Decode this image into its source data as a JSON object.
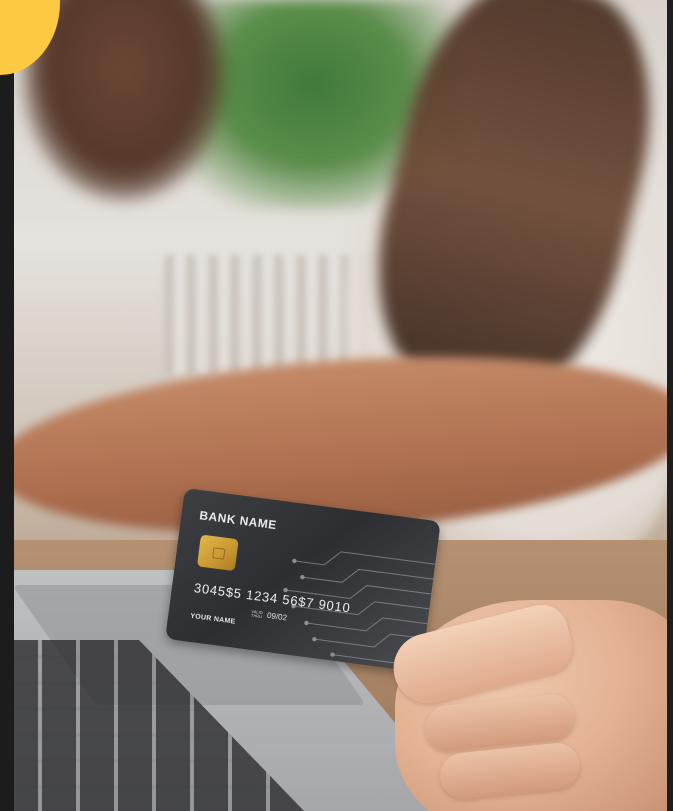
{
  "card": {
    "bank_name": "BANK NAME",
    "number": "3045$5  1234  56$7  9010",
    "valid_label": "VALID THRU",
    "expiry": "09/02",
    "holder": "YOUR NAME"
  },
  "colors": {
    "accent_yellow": "#fdc842",
    "frame": "#1c1c1c",
    "card_body": "#323438",
    "chip_gold": "#d4a23a"
  },
  "icons": {
    "card_chip": "chip-icon"
  }
}
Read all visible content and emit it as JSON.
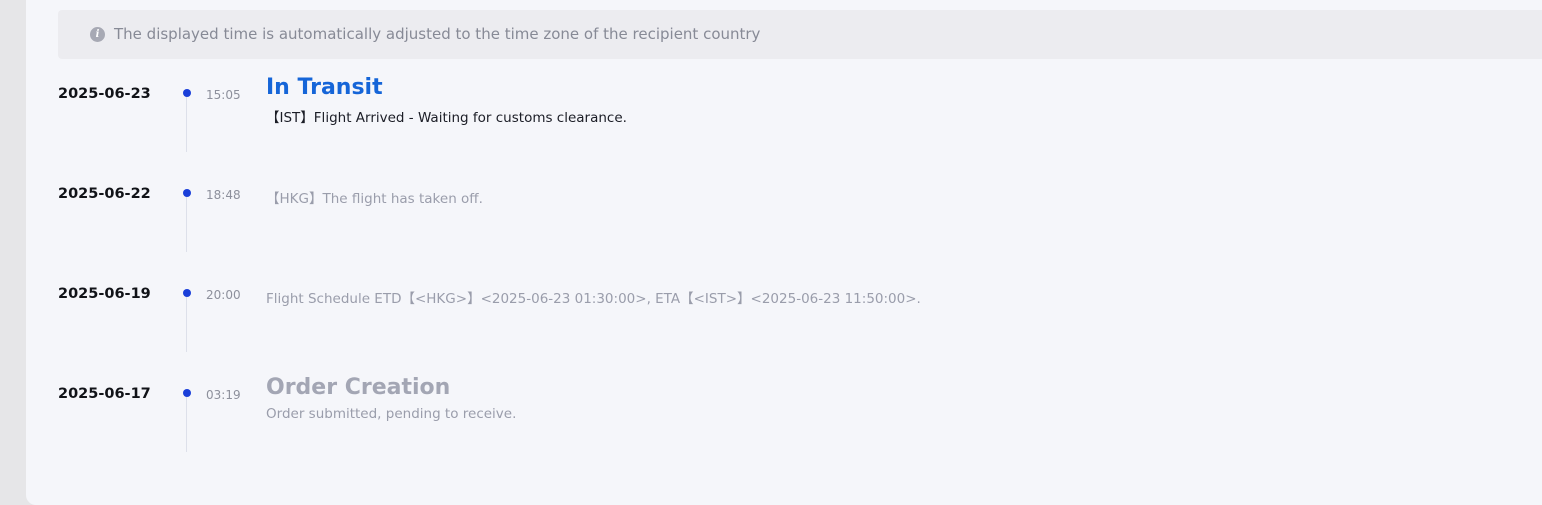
{
  "notice": {
    "icon": "info-icon",
    "text": "The displayed time is automatically adjusted to the time zone of the recipient country"
  },
  "timeline": [
    {
      "date": "2025-06-23",
      "time": "15:05",
      "status": "In Transit",
      "detail": "【IST】Flight Arrived - Waiting for customs clearance."
    },
    {
      "date": "2025-06-22",
      "time": "18:48",
      "detail": "【HKG】The flight has taken off."
    },
    {
      "date": "2025-06-19",
      "time": "20:00",
      "detail": "Flight Schedule ETD【<HKG>】<2025-06-23 01:30:00>, ETA【<IST>】<2025-06-23 11:50:00>."
    },
    {
      "date": "2025-06-17",
      "time": "03:19",
      "status": "Order Creation",
      "detail": "Order submitted, pending to receive."
    }
  ],
  "colors": {
    "accent": "#1565d8",
    "dot": "#1a3fd9",
    "muted": "#a3a6b4",
    "panel": "#f5f6fa",
    "notice_bg": "#ececf0"
  }
}
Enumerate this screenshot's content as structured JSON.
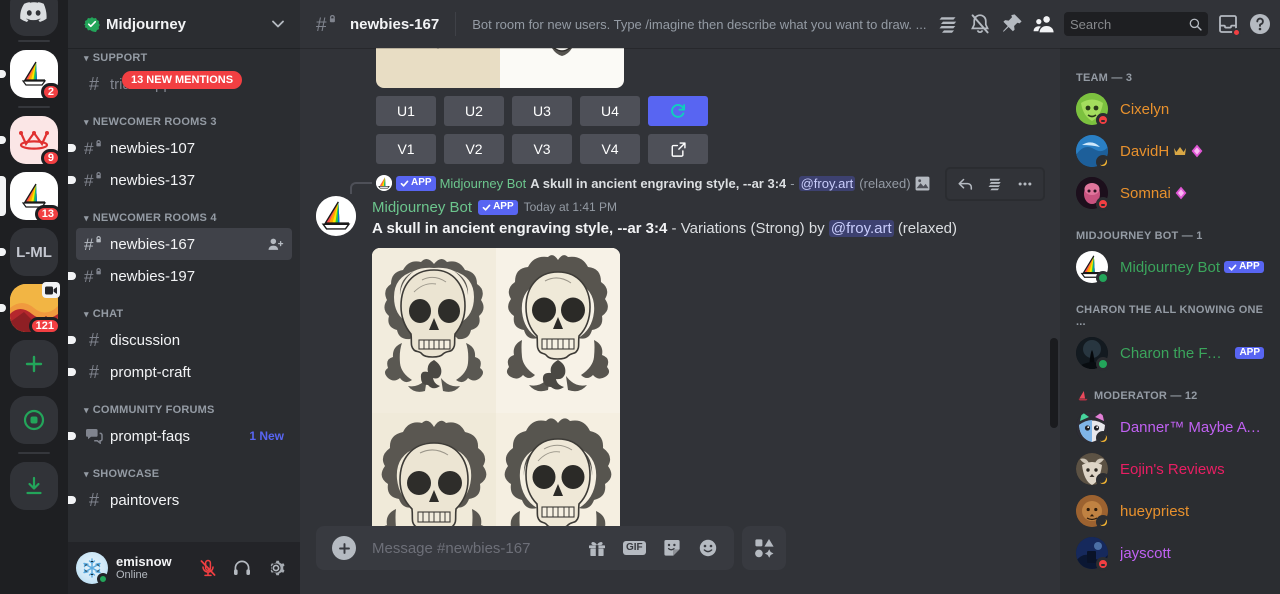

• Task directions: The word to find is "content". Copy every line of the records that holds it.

• Reply:
Read all visible content and emit it as JSON.
Enumerate this screenshot's content as structured JSON.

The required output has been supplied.